_DATA FOR THIS TASK_.
:::
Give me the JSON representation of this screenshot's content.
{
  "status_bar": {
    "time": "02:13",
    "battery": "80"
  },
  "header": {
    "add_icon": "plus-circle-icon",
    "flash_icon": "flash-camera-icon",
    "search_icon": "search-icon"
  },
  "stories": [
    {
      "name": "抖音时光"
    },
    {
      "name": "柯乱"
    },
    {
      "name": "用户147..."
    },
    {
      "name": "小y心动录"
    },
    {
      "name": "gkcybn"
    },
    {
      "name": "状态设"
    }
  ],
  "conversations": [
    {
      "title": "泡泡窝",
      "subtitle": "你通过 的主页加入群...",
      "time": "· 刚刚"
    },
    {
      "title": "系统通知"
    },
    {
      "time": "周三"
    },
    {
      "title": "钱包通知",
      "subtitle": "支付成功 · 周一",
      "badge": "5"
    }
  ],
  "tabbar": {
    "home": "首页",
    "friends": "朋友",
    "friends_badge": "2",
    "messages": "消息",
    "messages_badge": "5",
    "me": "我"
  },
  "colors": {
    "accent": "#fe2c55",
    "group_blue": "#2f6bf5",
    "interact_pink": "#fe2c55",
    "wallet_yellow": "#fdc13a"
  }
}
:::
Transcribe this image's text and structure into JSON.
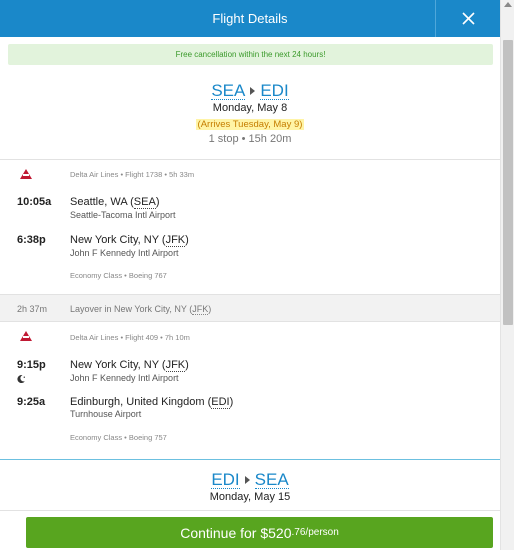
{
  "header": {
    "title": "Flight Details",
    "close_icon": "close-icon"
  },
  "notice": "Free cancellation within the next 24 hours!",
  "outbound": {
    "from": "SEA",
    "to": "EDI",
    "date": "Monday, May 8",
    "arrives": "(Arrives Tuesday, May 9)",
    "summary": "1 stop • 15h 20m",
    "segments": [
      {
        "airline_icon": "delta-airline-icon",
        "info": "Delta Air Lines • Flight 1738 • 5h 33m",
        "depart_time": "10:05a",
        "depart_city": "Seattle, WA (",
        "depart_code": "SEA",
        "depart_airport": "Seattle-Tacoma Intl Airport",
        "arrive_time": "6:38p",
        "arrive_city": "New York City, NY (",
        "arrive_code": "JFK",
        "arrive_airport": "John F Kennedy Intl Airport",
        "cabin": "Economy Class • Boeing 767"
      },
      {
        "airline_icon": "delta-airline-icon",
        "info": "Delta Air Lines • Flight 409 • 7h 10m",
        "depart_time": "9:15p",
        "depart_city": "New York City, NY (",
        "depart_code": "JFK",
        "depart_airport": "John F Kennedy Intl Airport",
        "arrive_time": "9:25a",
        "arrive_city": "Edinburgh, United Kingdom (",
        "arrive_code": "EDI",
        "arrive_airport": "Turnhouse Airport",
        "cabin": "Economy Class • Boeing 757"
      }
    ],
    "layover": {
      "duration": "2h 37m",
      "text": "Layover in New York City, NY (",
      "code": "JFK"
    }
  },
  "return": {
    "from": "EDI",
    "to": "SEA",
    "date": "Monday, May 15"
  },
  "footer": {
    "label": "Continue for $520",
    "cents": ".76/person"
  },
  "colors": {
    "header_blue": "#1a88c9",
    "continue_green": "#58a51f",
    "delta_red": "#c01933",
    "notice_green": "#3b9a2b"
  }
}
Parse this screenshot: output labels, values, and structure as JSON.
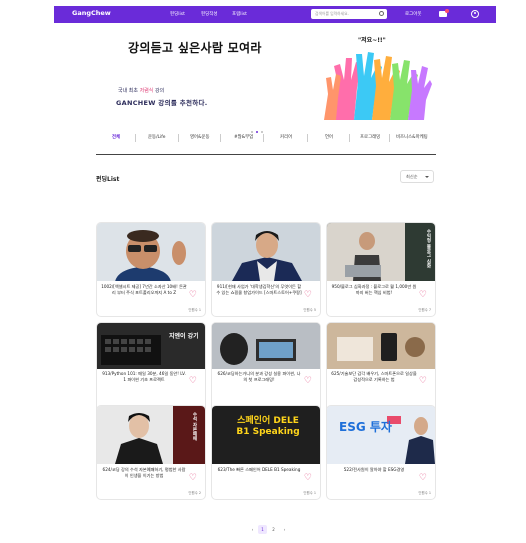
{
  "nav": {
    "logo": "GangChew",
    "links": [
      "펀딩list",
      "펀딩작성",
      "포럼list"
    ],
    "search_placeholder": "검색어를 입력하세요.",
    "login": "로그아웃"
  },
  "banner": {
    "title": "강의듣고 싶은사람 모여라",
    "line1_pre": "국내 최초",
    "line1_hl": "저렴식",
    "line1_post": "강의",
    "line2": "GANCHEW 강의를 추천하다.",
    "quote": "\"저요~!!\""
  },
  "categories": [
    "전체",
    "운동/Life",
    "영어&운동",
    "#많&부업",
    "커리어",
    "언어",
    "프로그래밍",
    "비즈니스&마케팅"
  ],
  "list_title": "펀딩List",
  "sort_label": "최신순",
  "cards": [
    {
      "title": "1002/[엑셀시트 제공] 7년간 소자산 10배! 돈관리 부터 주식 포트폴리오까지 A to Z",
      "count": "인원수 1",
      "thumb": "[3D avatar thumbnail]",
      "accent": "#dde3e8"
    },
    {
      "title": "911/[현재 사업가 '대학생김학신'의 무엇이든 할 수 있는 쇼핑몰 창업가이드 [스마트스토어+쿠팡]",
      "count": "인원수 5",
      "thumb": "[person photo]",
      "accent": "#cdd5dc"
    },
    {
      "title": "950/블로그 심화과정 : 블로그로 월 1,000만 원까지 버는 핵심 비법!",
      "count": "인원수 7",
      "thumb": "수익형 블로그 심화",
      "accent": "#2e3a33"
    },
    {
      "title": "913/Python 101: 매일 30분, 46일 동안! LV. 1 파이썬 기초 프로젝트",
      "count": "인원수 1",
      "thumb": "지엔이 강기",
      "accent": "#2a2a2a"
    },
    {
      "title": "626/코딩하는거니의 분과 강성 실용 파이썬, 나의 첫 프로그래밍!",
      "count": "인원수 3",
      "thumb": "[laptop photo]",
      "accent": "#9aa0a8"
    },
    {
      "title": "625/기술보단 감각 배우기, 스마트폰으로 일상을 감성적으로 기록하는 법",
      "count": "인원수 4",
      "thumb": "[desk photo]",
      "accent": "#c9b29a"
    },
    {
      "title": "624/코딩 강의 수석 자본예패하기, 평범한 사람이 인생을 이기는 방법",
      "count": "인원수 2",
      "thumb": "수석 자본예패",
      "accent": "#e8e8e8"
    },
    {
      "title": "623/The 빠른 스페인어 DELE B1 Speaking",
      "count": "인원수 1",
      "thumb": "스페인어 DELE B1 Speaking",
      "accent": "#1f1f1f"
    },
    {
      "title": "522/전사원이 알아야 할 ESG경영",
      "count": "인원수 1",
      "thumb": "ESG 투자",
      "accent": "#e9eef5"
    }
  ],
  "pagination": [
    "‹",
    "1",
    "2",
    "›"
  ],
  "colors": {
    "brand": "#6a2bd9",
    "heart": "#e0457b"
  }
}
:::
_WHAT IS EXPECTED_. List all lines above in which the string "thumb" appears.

_ANSWER TO THIS EXERCISE_.
      "thumb": "[3D avatar thumbnail]",
      "thumb": "[person photo]",
      "thumb": "수익형 블로그 심화",
      "thumb": "지엔이 강기",
      "thumb": "[laptop photo]",
      "thumb": "[desk photo]",
      "thumb": "수석 자본예패",
      "thumb": "스페인어 DELE B1 Speaking",
      "thumb": "ESG 투자",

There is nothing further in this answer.